Areas Impacted by Bouchard Oil Spill
When the Bouchard No. 120 ran hit rocks off Gooseberry Point in Westport, the barge was apparently towed for possibly ten miles before stopping. Transcripts from communication between the vessel and Woods Hole Group Coast Guard station indicate that another tug operator saw a heavy oil slick trailing from the damaged barge. These movements apparently contributed to the fact that the oil was patchily dispersed by the next morning over an area roughly 10 miles long and 2 miles across. Moreover, shifting wind directions and rough seas over the next several days further broke apart the spill, and kept considerable volumes of the oil from making quick landings. All these factors, together with complex patterns of currents in Buzzards Bay contributed to the landing of at least small amounts of oil being dispersed to all corners of Buzzards Bay. Oil and tar balls have been reported as far as Block Island, and Middleton RI.

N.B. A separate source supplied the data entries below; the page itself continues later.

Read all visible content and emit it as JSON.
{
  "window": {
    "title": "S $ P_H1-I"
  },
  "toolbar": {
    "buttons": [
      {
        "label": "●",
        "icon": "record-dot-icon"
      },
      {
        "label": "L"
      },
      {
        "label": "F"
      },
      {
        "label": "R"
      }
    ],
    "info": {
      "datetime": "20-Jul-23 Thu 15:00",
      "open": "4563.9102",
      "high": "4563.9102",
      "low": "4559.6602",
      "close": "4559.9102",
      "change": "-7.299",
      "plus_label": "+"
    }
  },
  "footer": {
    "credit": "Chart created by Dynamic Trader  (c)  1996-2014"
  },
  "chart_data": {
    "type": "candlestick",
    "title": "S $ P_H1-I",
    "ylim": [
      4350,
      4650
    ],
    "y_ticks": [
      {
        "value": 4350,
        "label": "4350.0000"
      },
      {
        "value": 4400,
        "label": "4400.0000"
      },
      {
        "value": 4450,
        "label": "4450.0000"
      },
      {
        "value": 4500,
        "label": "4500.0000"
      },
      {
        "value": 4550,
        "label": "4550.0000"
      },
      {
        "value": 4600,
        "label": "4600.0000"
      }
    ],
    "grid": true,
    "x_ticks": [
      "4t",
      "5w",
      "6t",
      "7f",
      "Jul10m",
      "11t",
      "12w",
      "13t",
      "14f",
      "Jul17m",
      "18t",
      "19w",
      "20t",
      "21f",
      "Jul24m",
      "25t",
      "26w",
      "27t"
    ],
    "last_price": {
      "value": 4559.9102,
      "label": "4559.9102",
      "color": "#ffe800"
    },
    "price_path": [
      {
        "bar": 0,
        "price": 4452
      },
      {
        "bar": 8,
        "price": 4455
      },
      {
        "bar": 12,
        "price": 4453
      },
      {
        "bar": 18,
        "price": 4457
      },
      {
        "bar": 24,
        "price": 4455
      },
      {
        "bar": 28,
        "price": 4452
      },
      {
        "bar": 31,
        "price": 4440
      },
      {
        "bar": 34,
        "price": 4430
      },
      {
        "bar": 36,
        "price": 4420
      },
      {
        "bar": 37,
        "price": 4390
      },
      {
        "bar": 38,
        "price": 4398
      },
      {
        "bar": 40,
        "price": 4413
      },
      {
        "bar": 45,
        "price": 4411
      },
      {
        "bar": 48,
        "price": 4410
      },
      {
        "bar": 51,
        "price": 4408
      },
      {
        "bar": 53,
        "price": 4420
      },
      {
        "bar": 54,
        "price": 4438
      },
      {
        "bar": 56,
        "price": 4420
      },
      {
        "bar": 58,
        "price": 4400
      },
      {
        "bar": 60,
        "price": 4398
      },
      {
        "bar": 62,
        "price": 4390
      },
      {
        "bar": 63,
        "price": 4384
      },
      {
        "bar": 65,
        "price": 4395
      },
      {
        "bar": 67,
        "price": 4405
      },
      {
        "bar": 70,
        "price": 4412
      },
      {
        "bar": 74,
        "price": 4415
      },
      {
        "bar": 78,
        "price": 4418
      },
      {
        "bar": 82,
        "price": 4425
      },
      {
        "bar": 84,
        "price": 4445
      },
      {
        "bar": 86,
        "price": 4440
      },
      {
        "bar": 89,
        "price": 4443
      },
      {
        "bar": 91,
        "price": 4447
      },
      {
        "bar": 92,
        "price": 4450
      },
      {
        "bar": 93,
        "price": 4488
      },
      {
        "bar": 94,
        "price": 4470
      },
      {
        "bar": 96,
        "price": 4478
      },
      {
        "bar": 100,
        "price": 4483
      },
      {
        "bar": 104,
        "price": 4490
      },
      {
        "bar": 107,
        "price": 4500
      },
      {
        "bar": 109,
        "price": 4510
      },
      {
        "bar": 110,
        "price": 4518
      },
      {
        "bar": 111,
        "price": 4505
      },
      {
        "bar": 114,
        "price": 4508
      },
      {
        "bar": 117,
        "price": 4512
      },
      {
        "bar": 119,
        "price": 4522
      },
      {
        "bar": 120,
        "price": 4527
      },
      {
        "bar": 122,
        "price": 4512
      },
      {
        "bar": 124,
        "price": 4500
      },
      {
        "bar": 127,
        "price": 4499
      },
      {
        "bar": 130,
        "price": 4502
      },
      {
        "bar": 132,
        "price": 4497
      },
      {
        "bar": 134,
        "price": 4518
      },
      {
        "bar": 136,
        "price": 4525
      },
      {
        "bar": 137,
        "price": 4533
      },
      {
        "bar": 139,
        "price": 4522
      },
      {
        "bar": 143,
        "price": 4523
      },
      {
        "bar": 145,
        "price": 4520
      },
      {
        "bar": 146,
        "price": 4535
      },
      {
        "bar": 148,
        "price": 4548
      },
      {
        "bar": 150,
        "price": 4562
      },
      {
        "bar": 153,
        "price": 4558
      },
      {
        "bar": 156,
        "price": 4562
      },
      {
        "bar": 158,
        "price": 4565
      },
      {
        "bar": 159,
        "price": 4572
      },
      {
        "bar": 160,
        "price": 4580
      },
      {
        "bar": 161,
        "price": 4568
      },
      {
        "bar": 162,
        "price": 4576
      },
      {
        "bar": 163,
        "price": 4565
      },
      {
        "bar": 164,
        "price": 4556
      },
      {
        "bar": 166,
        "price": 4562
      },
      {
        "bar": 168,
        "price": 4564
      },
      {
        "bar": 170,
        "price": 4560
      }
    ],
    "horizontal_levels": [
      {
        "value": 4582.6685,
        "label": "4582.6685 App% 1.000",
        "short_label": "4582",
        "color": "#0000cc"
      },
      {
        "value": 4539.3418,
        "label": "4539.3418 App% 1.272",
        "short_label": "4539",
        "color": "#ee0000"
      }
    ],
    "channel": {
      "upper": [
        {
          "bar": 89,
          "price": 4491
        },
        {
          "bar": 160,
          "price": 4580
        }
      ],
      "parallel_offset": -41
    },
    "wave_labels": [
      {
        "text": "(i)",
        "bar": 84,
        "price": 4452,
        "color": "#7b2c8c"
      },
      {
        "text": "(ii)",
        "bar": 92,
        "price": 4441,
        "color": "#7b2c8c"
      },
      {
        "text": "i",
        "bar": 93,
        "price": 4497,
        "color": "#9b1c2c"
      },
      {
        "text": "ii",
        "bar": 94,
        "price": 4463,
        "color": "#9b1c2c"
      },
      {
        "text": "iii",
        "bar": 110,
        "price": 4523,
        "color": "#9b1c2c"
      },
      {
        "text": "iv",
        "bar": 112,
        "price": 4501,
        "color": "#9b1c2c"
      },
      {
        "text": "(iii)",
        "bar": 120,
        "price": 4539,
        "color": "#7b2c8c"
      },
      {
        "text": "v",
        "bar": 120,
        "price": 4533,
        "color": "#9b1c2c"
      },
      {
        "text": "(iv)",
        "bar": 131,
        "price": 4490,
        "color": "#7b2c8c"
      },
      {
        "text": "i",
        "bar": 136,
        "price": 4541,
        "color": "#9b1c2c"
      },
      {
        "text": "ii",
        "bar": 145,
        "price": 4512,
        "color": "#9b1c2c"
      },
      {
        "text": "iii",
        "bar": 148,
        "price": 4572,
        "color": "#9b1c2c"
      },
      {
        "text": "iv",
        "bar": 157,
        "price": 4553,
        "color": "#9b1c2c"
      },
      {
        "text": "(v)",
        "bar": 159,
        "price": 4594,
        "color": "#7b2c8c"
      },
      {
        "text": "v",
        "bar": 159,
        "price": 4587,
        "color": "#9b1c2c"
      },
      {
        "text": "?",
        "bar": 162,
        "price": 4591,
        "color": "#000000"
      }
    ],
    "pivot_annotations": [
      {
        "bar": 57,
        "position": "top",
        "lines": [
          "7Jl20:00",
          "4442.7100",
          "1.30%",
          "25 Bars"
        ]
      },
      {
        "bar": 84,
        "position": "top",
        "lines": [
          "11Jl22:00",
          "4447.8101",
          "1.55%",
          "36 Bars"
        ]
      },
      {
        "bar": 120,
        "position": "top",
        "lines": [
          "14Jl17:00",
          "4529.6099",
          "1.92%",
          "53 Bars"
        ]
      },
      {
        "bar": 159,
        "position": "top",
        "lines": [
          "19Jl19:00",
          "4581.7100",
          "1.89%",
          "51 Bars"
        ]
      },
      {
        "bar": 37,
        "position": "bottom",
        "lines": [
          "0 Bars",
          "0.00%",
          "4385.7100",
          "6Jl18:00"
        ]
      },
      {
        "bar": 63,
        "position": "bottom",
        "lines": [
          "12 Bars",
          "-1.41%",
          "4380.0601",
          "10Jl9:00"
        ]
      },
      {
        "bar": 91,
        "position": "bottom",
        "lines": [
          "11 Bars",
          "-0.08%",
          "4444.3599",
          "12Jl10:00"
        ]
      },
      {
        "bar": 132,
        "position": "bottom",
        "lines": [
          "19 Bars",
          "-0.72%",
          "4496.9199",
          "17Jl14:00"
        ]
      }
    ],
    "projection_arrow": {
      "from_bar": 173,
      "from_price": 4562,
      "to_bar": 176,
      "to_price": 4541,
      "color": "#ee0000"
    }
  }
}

For weeks after the spill, Shoreline Cleanup Assessment Teams (SCAT) scoured the coast, searching for oil, and recording the amount oil landed in terms of width, thickness and cover on shore. This information was used to direct where cleanup crews needed to focus their attention. What criteria were used to establish the degree of oiling (“Heavy,” “light,” etc.) by the Command Center? The table below (or an approximation of it) was used.
By the end of May, the Coast Guard had estimated that 94 miles of shoreline have had some degree of impact (any degree of oiling). However, the mileage of coastline subject with sporadic oiling is nearly equal to this length between the two states. However, it must be recognized that most areas identified as impacted on the maps below actually have little or no oil, and impacts to shore are very uneven. Often oil came ashore affecting 100s of feet of a portion of beach, but areas on either side of this impacted area may have virtually no oil. Furthermore, oil landed typically in very narrow strips, so the actual acreage of oiled shoreline is quite small.
Most areas, excluding some of the heaviest oiled rock and cobble sites, have been cleaned passed the IRAC cleanup goals. Go to our cleanup status maps for the September update.
Below we show the maximum extent of oiling map produced by the Buzzards Bay NEP in May, and the degree of oiling map developed by the Buzzards Bay NEP in mid June. These maps were based on “live maps” and survey team information collected by the Command Center when it was operational. Currently State and Federal officials are reviewing all field notes and other information to generate a final affected areas map. This map will be used by governmental officials to establish fines and fees levied as part of the Natural Resource Damage Assessment.
The map above corrects some earlier omissions, but shows only any degree of oiling, from very light (including areas subjected to later sporadic tar balls or “trace” amounts) to heavy.
To better communicate the degree of oiling, we prepared the map below, which shows the maximum extent of oiling at any site since the spill on April 27. This map is not the official impacted area map and includes re-oilings and later subsequent tar balls. It also does not include SCAT survey results before May 5, and some areas may have been more severely oiled than shown.
June 17 maximum degree of oiling. Includes areas with sporadic tarballing. Click the map above to open a more detailed 1.2 MB jpg map in a separate window, or right click here to save to your hard disk
As of May 27, the Coast Guard lists 93.3 miles affected with some degree of oiling. This total includes areas that received even occasional tar balls several weeks after the original spill. Our own independent estimate from the SCAT maps, we calculated 97.6 miles. The new draft NRDA impacted area maps show a somewhat greater length of shoreline affected. For pragmatic reasons, all these maps include segments of the coast that were never oiled. This is particularly true on the IRAC cleanup maps which show affected coastline length in Buzzards Bay as 190 miles.
The data table below shows the total miles of shoreline with the maximum intensity of oiling, and broken down by town, based on our own June 17 map. We will update this information as we analyze the new NRDA maps.
|Town (miles)||Heavy||Medium||Light||Very Light||Some Tarballs||Grand Total|